Element data from apps and pages:
#####
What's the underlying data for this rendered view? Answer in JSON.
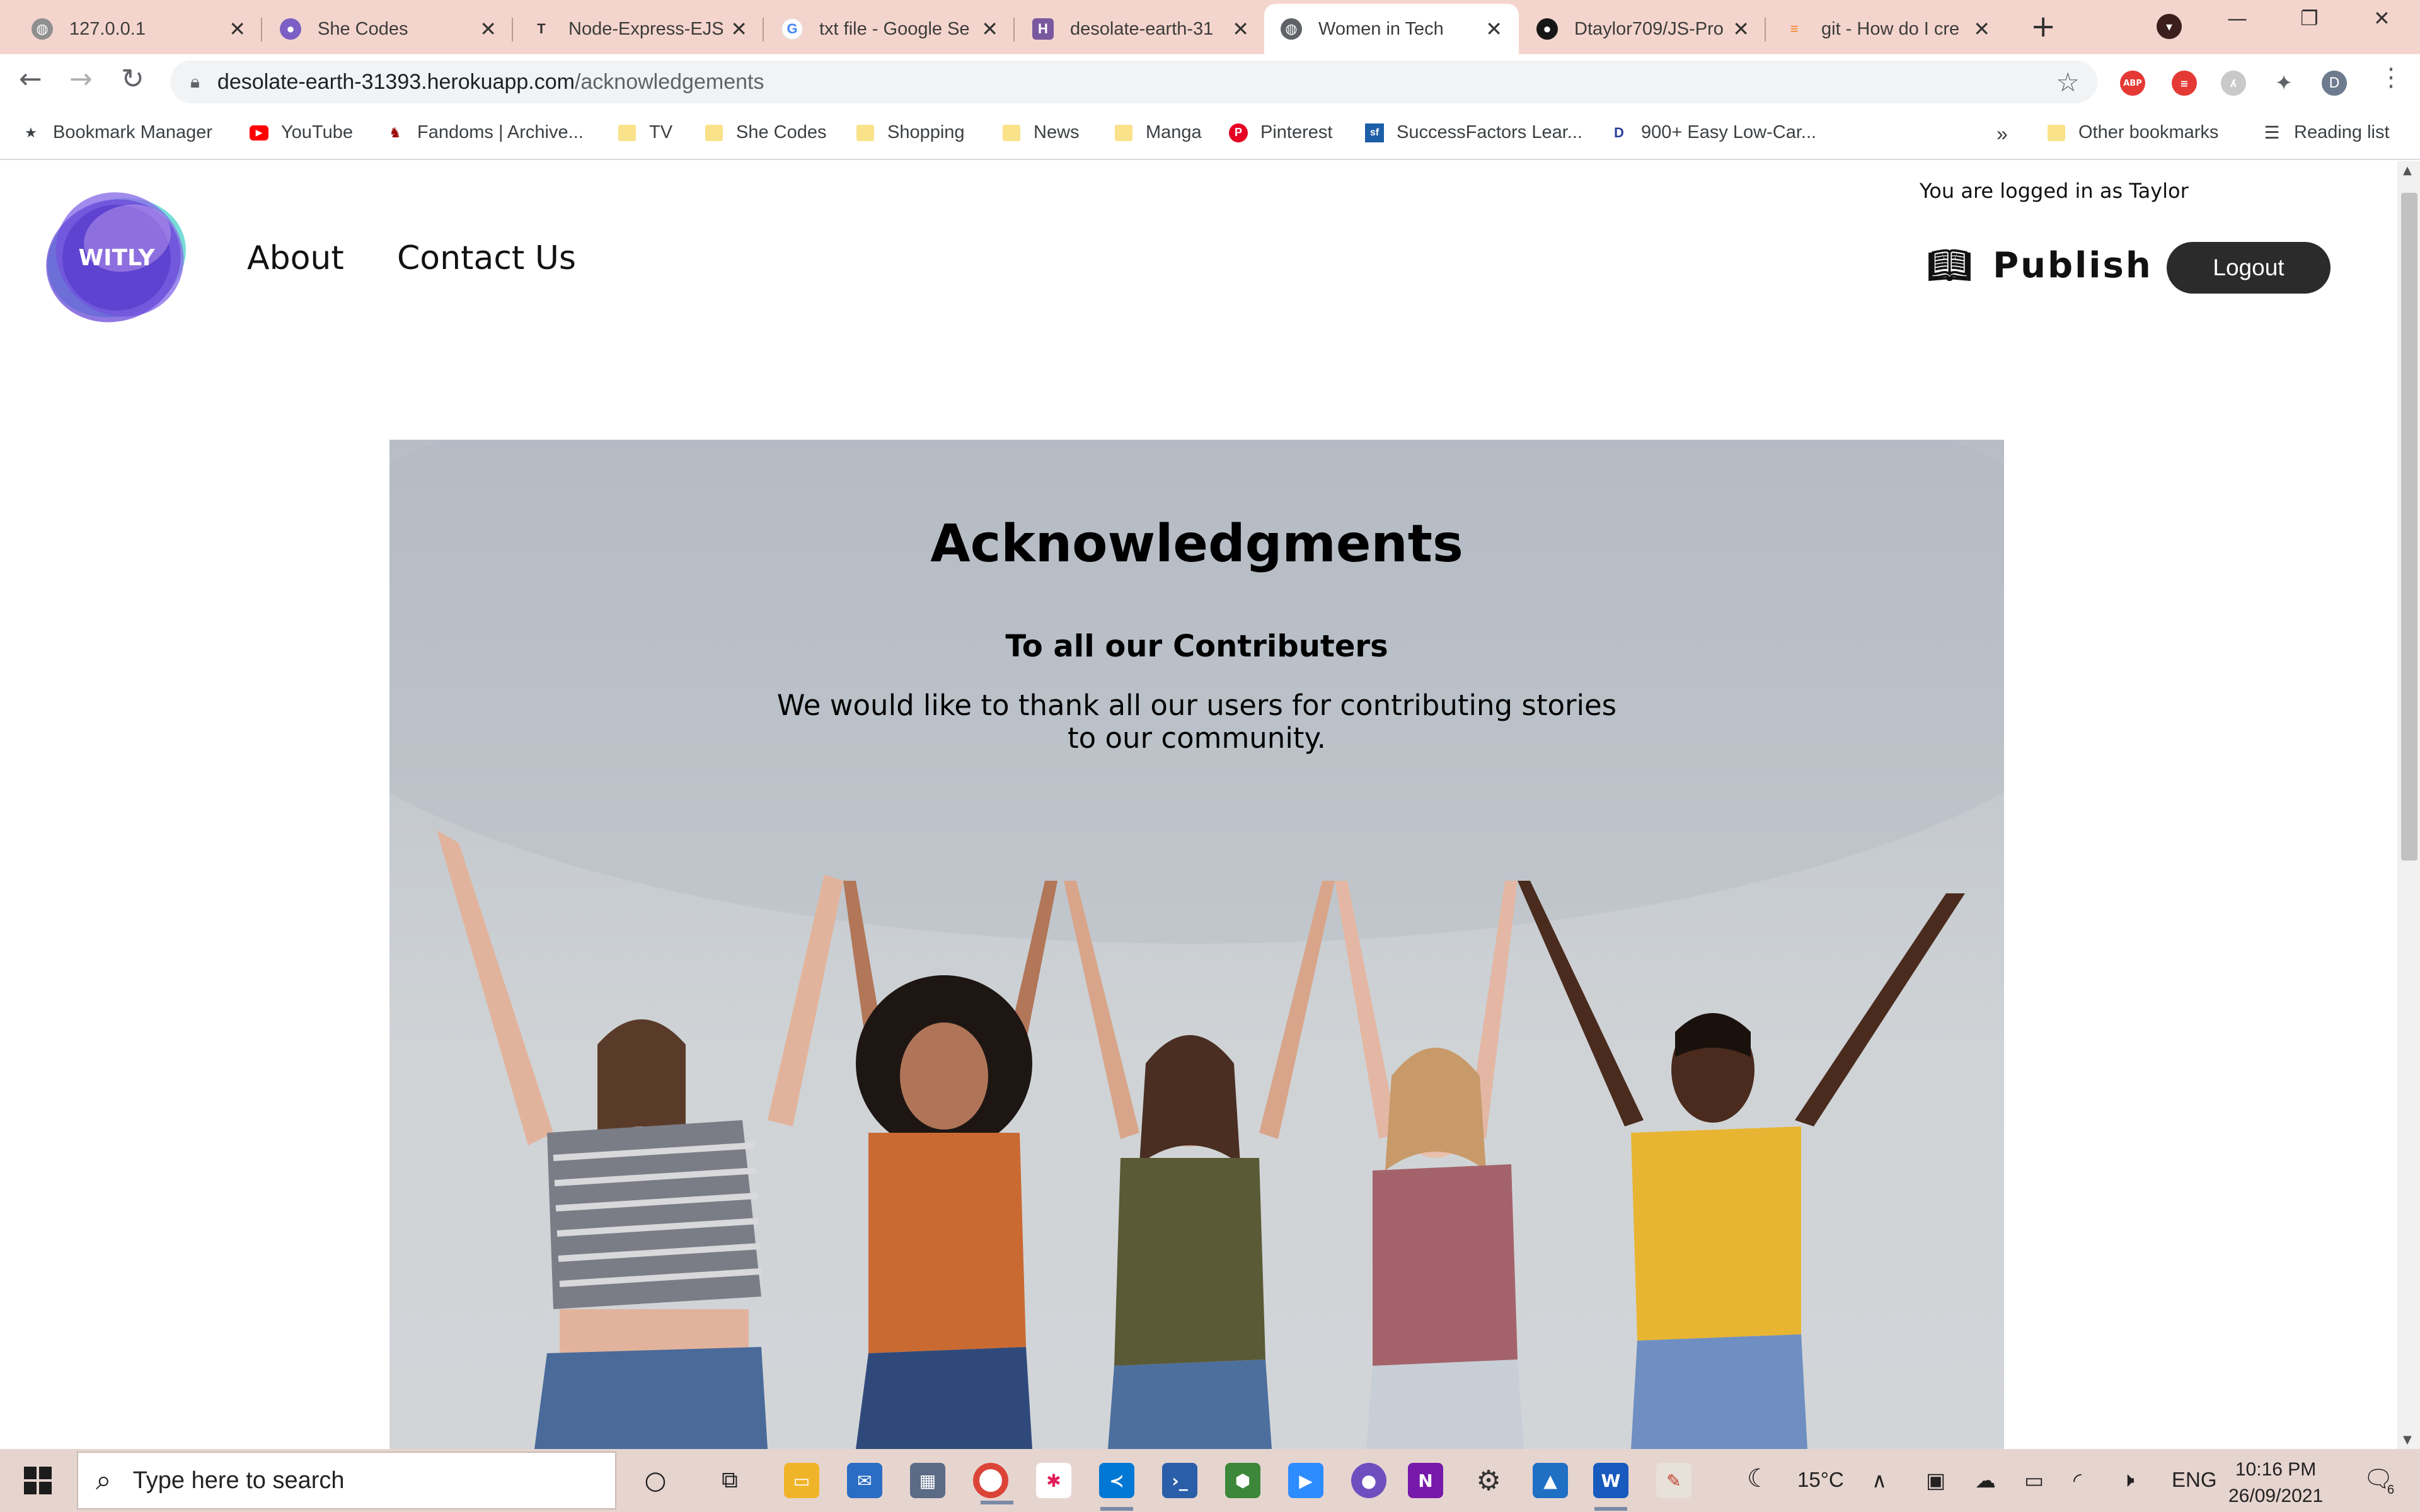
{
  "browser": {
    "tabs": [
      {
        "title": "127.0.0.1",
        "icon": "globe-icon",
        "color": "#8f8f8f"
      },
      {
        "title": "She Codes",
        "icon": "she-codes-icon",
        "color": "#7b5fc4"
      },
      {
        "title": "Node-Express-EJS",
        "icon": "text-t-icon",
        "color": "#333333"
      },
      {
        "title": "txt file - Google Se",
        "icon": "google-icon",
        "color": "#4285f4"
      },
      {
        "title": "desolate-earth-31",
        "icon": "heroku-icon",
        "color": "#79589f"
      },
      {
        "title": "Women in Tech",
        "icon": "globe-icon",
        "color": "#5f6368"
      },
      {
        "title": "Dtaylor709/JS-Pro",
        "icon": "github-icon",
        "color": "#181717"
      },
      {
        "title": "git - How do I cre",
        "icon": "stackoverflow-icon",
        "color": "#f48024"
      }
    ],
    "new_tab": "+",
    "url_host": "desolate-earth-31393.herokuapp.com",
    "url_path": "/acknowledgements",
    "profile_initial": "D",
    "extension_abp": "ABP",
    "bookmarks": [
      {
        "label": "Bookmark Manager",
        "icon": "star-icon"
      },
      {
        "label": "YouTube",
        "icon": "youtube-icon"
      },
      {
        "label": "Fandoms | Archive...",
        "icon": "ao3-icon"
      },
      {
        "label": "TV",
        "icon": "folder-icon"
      },
      {
        "label": "She Codes",
        "icon": "folder-icon"
      },
      {
        "label": "Shopping",
        "icon": "folder-icon"
      },
      {
        "label": "News",
        "icon": "folder-icon"
      },
      {
        "label": "Manga",
        "icon": "folder-icon"
      },
      {
        "label": "Pinterest",
        "icon": "pinterest-icon"
      },
      {
        "label": "SuccessFactors Lear...",
        "icon": "successfactors-icon"
      },
      {
        "label": "900+ Easy Low-Car...",
        "icon": "diet-doctor-icon"
      }
    ],
    "bookmarks_overflow": "»",
    "other_bookmarks": "Other bookmarks",
    "reading_list": "Reading list"
  },
  "site": {
    "logo_text": "WITLY",
    "nav": {
      "about": "About",
      "contact": "Contact Us"
    },
    "logged_in_text": "You are logged in as Taylor",
    "publish_label": "Publish",
    "logout_label": "Logout"
  },
  "hero": {
    "title": "Acknowledgments",
    "subtitle": "To all our Contributers",
    "body": "We would like to thank all our users for contributing stories to our community."
  },
  "taskbar": {
    "search_placeholder": "Type here to search",
    "temperature": "15°C",
    "language": "ENG",
    "time": "10:16 PM",
    "date": "26/09/2021",
    "notification_count": "6"
  }
}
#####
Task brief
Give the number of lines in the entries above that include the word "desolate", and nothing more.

Your response
2